Civil rights legislation began to make a start toward fixing housing discrimination policies and close wealth disparities, but the market crash split it open again, Warren said. “My housing plan directly takes on the impact of redlining and provides home-ownership assistance to first time buyers who live or lived in formerly red-lined neighborhoods, or people who lost their homes during the crash in formerly red-lined neighborhoods,” Warren said.
Her proposal to cancel student debts, she added, would also narrow black-white economic disparities. “On the day I get to sign that debt cancellation bill into law, the black-white wealth gap will actually narrow,” she said. “The reason for that is because African Americans are more likely to have to borrow money to go to college or borrow more money while they’re in college. They have a harder time paying for it after college.”
The proposals also invests $50 billion into Historically Black Colleges and Universities. “It again tries to address the fact that for well over a century, the government, both state and federal, invested in public institutions that African Americans were largely shut out of,” she said. “HBCUs were developed largely with money from African American charities and benefactors.

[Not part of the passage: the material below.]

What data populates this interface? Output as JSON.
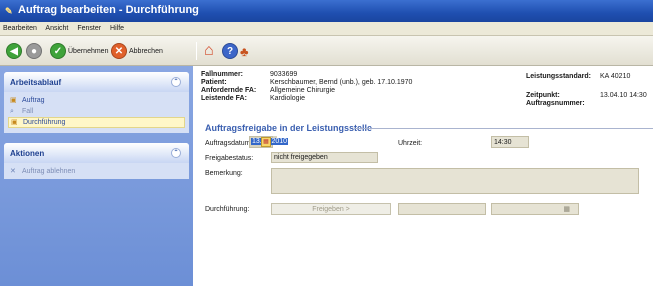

They were always under-resourced so this is a way to try to level that out.”
On mining and federal lands
The General Mining Law of 1872 allows companies to extract minerals such as gold, silver, and other hard rock minerals on federal public lands without paying royalties, and also, critics contend, while avoiding liability for any environmental damage.
Gold is the most mined mineral in Nevada, leaving the state out of federal mining royalties despite being a state with some of the largest mining operations.
Earlier this month Warren released a public lands plan, promising that on her first day as president, she will sign an executive order prohibiting new leases for oil & gas drilling on public lands.
That order would also be extended to mining, Warren told the Current.
“This country should not be giving away access to our federal lands for pennies on the dollar,” Warren said. “On my first day as president, I will put a moratorium on all new drilling and mining on federal lands and offshore.”
Asked if gold miners should have to pay federal royalties just as coal and oil & gas producers do, Warren turned instead to assuring that mining adheres to all the rules already on the books.
Over the last two decades, what were once several casino-hotel companies have consolidated into just a few giant corporations. Last month reports emerged that Nevada based gaming companies Eldorado Resorts and Caesars Entertainment are in the early stages of exploring a merger, driven by whale investor Carl Ichan’s demand for increased shareholder value.
Warren has called for breaking up the tech giants. She said consolidation is a “significant problem” in multiple industries, but did not address the casino industry directly.
“Our antitrust laws have not been well enforced and the consequence has been that in industry after industry we see significant consolidation,” Warren said. “That has terrible effects on competition, on startups, and small businesses and medium-sized businesses that are trying to compete, and also has bad effects on employees.”
Evidence indicates that mergers directly suppress wage growth for workers in several industries across the United States.
“It’s pretty obvious that if an employee doesn’t have three or five other employers that they could jump to, then the employer that they’re at now knows that they don’t have to raise wages to keep people,” Warren said.
“Breaking up giant companies does not cost jobs,” Warren said. “The same work needs to be done. The same demand for services and goods will still be out there. It just means multiple companies will be competing to do that work and competing for the workers to get that work done.”